Custom Written Essays - Hamlet's Words
"How pregnant sometimes his replies are!" (Pol. 2.2.204-5). Hamlet, that often times dreaded literary work by the great artist Shakespeare, is a play described by Frank Kermode as one that reveals a full presentation of the capabilities of Shakespeare (96). Hamlet portrays a young prince who has been cheated out of the throne and embarrassed by the swift marriage of his mother, the Queen, to the brother of the King, his uncle. It is eventually revealed that the King has been murdered by the uncle, now King, and that Hamlet is expected, according to the ghost of his dead father, to avenge the murder. Hamlet is faced with: mourning the death of his father; the hasty marriage of his mother to his uncle; the assigned task of revenge by a ghost; the betrayal of his friends and girlfriend; and trying to prove the case of the ghost to justify the assignment of revenge. Enough to drive a sane person crazy! In his attempt to juggle these quandaries he finds himself wielding "[...] wild and whirling words, [...]" (Hor. 1.5.133) that earn him the reputation of being mad. These words that Hamlet communicates are bursting with puns, sarcasm, and doubles often times causing those who dread this work to smile and smile in spite of themselves.
By definition a pun is a humorous word used in a way that suggests two or more interpretations. The young Hamlet of Denmark is a master at the art of using puns to accomplish many tasks in the play. Some puns are used to distinguish between different words, thus undoing the meaning of something someone else has said. As Lawrence Danson points out, in his essay "Tragic Alphabet", "Hamlet's punning carries with it the demand that words receive their full freight of meaning, [...]" (69). In some instances a distinction is called to be made between the literal and general definitions of words. In some cases the Latin root words are used to put an emphasis on the English version of that word, thus giving the words a double meaning that causes a bit of humor.

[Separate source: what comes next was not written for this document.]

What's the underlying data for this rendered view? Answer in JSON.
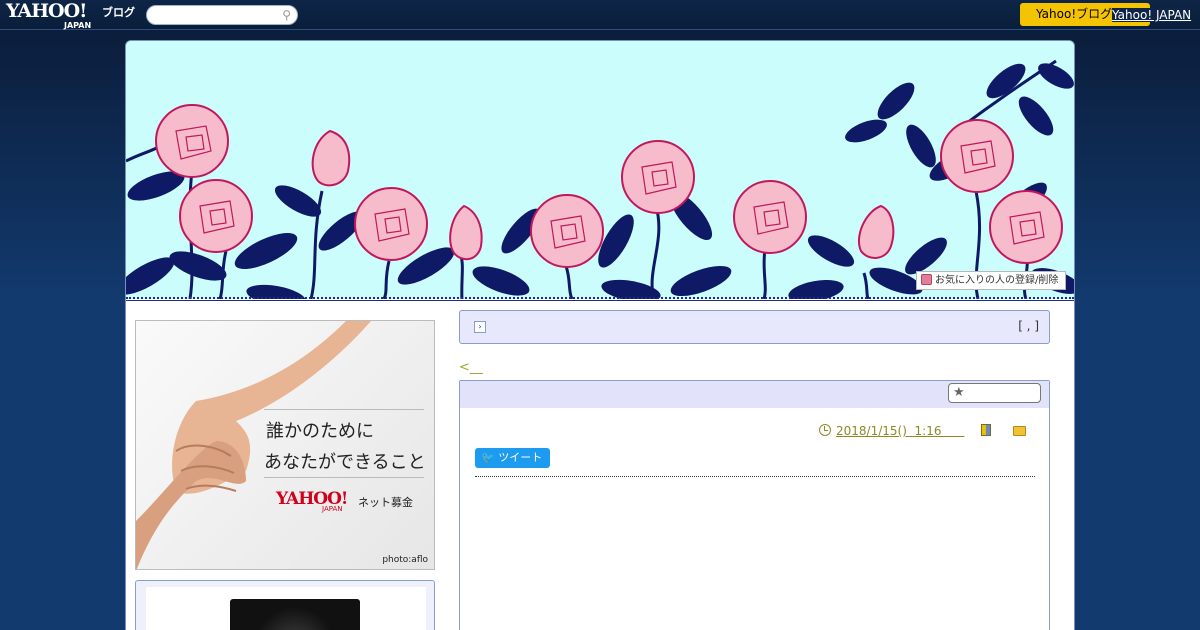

Hamlet's opening line of the play "A little more than kin, and less than kind." (1.2.65), is the response that he gives to his uncle, now stepfather, Claudius when he says, "But now, my cousin Hamlet, and my son -" (1.2.64). Basically, Hamlet is telling his new father, in a way that is quick and witty, that he wishes he was not related to him and that he does not feel him to be a good person. Hamlet conveys that he is unhappy about the new role that Claudius has taken on, and he does so by "[...]disrupt[ing] the smooth surface of another person's discourse" (Ferguson 248). This very sentence tears apart the bond that Claudius has made between he and Hamlet, "[...] through its comparative `more' and `less', and also through the play on `kin' and `kind' which points, by the difference of a single letter, to a radical difference between what Claudius seems...